This time last year, the world’s first test-tube burger was cooked and eaten at a news conference in London. The burger, which apparently tasted pretty good, was produced from stem cells that were extracted from cows and then cultured in the lab. But this burger is far from close to reaching our shelves as it cost a whopping $330,000.

Opting for a wildly different strategy, Stanford biochemist Patrick Brown has come up with a weirdly wonderful way to produce environmentally friendly beef burger alternatives at a fraction of the previous cost. Unlike the former burger, his patties are entirely meatless, but they look and taste like meat. That medium-rare delight pictured above is actually one of his burgers, which are now being manufactured by his company Impossible Foods.

The secret to Brown’s burgers is an ingredient called heme which can be extracted from a protein found in leguminous plants called leghemoglobin. As the name suggests, leghemoglobin is similar to hemoglobin which is found in our blood. Both of these proteins are involved in transporting oxygen which is facilitated by the heme groups. Hemes consist of an iron atom centered inside an organic ring, and it is this iron that bestows the molecule with oxygen-attracting properties. When oxygen binds to the iron atom, it becomes oxidized, turning the whole protein more red and hence making the burger look bloody. But heme is not just useful in the aesthetics of this burger, it also helps to create flavors akin to those found in meat.

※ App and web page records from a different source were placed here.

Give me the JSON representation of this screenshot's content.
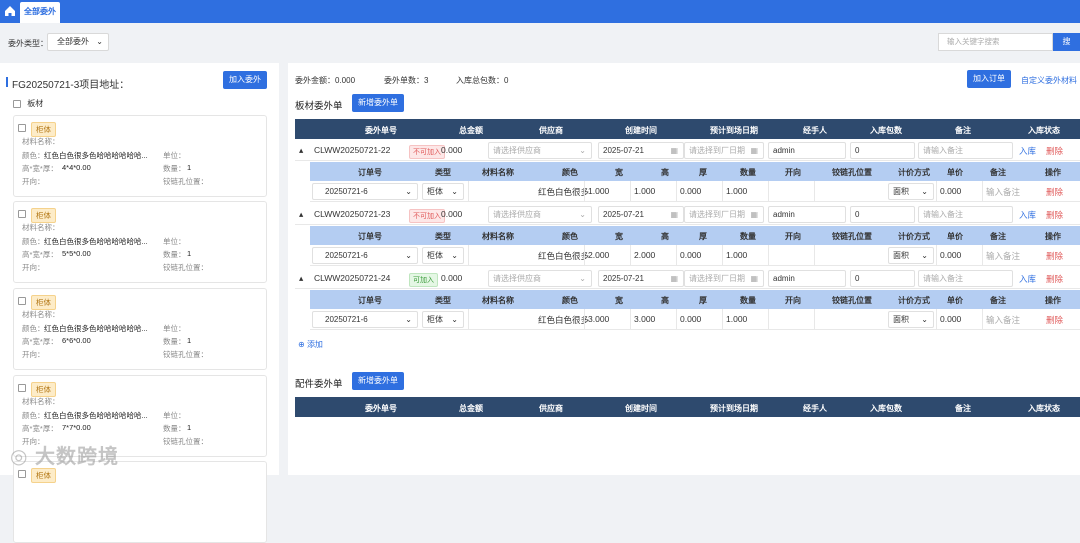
{
  "nav": {
    "tab": "全部委外"
  },
  "filter": {
    "label": "委外类型：",
    "value": "全部委外",
    "search_placeholder": "输入关键字搜索",
    "search_btn": "搜"
  },
  "left": {
    "title": "FG20250721-3项目地址：",
    "add_btn": "加入委外",
    "board": "板材",
    "cards": [
      {
        "tag": "柜体",
        "mat": "材料名称：",
        "color_lbl": "颜色：",
        "color": "红色白色很多色哈哈哈哈哈哈...",
        "unit": "单位：",
        "dims_lbl": "高*宽*厚：",
        "dims": "4*4*0.00",
        "qty_lbl": "数量：",
        "qty": "1",
        "dir": "开向：",
        "hinge": "铰链孔位置："
      },
      {
        "tag": "柜体",
        "mat": "材料名称：",
        "color_lbl": "颜色：",
        "color": "红色白色很多色哈哈哈哈哈哈...",
        "unit": "单位：",
        "dims_lbl": "高*宽*厚：",
        "dims": "5*5*0.00",
        "qty_lbl": "数量：",
        "qty": "1",
        "dir": "开向：",
        "hinge": "铰链孔位置："
      },
      {
        "tag": "柜体",
        "mat": "材料名称：",
        "color_lbl": "颜色：",
        "color": "红色白色很多色哈哈哈哈哈哈...",
        "unit": "单位：",
        "dims_lbl": "高*宽*厚：",
        "dims": "6*6*0.00",
        "qty_lbl": "数量：",
        "qty": "1",
        "dir": "开向：",
        "hinge": "铰链孔位置："
      },
      {
        "tag": "柜体",
        "mat": "材料名称：",
        "color_lbl": "颜色：",
        "color": "红色白色很多色哈哈哈哈哈哈...",
        "unit": "单位：",
        "dims_lbl": "高*宽*厚：",
        "dims": "7*7*0.00",
        "qty_lbl": "数量：",
        "qty": "1",
        "dir": "开向：",
        "hinge": "铰链孔位置："
      },
      {
        "tag": "柜体"
      }
    ]
  },
  "stats": {
    "amount": "委外金额：0.000",
    "count": "委外单数：3",
    "packages": "入库总包数：0"
  },
  "actions": {
    "add_order": "加入订单",
    "custom": "自定义委外材料"
  },
  "board_section": {
    "title": "板材委外单",
    "new_btn": "新增委外单"
  },
  "headers": [
    "委外单号",
    "总金额",
    "供应商",
    "创建时间",
    "预计到场日期",
    "经手人",
    "入库包数",
    "备注",
    "入库状态"
  ],
  "sub_headers": [
    "订单号",
    "类型",
    "材料名称",
    "颜色",
    "宽",
    "高",
    "厚",
    "数量",
    "开向",
    "铰链孔位置",
    "计价方式",
    "单价",
    "备注",
    "操作"
  ],
  "orders": [
    {
      "no": "CLWW20250721-22",
      "badge": "不可加入",
      "badge_type": "red",
      "amount": "0.000",
      "supplier": "请选择供应商",
      "date": "2025-07-21",
      "eta": "请选择到厂日期",
      "handler": "admin",
      "packages": "0",
      "note": "请输入备注",
      "in": "入库",
      "del": "删除",
      "row": {
        "order": "20250721-6",
        "type": "柜体",
        "color": "红色白色很多",
        "w": "1.000",
        "h": "1.000",
        "t": "0.000",
        "qty": "1.000",
        "price_mode": "面积",
        "price": "0.000",
        "note": "输入备注",
        "op": "删除"
      }
    },
    {
      "no": "CLWW20250721-23",
      "badge": "不可加入",
      "badge_type": "red",
      "amount": "0.000",
      "supplier": "请选择供应商",
      "date": "2025-07-21",
      "eta": "请选择到厂日期",
      "handler": "admin",
      "packages": "0",
      "note": "请输入备注",
      "in": "入库",
      "del": "删除",
      "row": {
        "order": "20250721-6",
        "type": "柜体",
        "color": "红色白色很多",
        "w": "2.000",
        "h": "2.000",
        "t": "0.000",
        "qty": "1.000",
        "price_mode": "面积",
        "price": "0.000",
        "note": "输入备注",
        "op": "删除"
      }
    },
    {
      "no": "CLWW20250721-24",
      "badge": "可加入",
      "badge_type": "green",
      "amount": "0.000",
      "supplier": "请选择供应商",
      "date": "2025-07-21",
      "eta": "请选择到厂日期",
      "handler": "admin",
      "packages": "0",
      "note": "请输入备注",
      "in": "入库",
      "del": "删除",
      "row": {
        "order": "20250721-6",
        "type": "柜体",
        "color": "红色白色很多",
        "w": "3.000",
        "h": "3.000",
        "t": "0.000",
        "qty": "1.000",
        "price_mode": "面积",
        "price": "0.000",
        "note": "输入备注",
        "op": "删除"
      }
    }
  ],
  "add_link": "添加",
  "parts_section": {
    "title": "配件委外单",
    "new_btn": "新增委外单"
  },
  "watermark": "大数跨境"
}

Brown spent a while tinkering with the recipe to get the taste right, adding various different plant ingredients, and what he has come up with is pretty impressive and certainly looks like meat. However, apparently the texture is a bit more turkey-like than beef-like. Still, it only cost $20 to make, which is significantly cheaper than the test-tube burgers. Brown hopes that with further development, his burger will be so beefy that even meat lovers will want it.

Source: IFL Science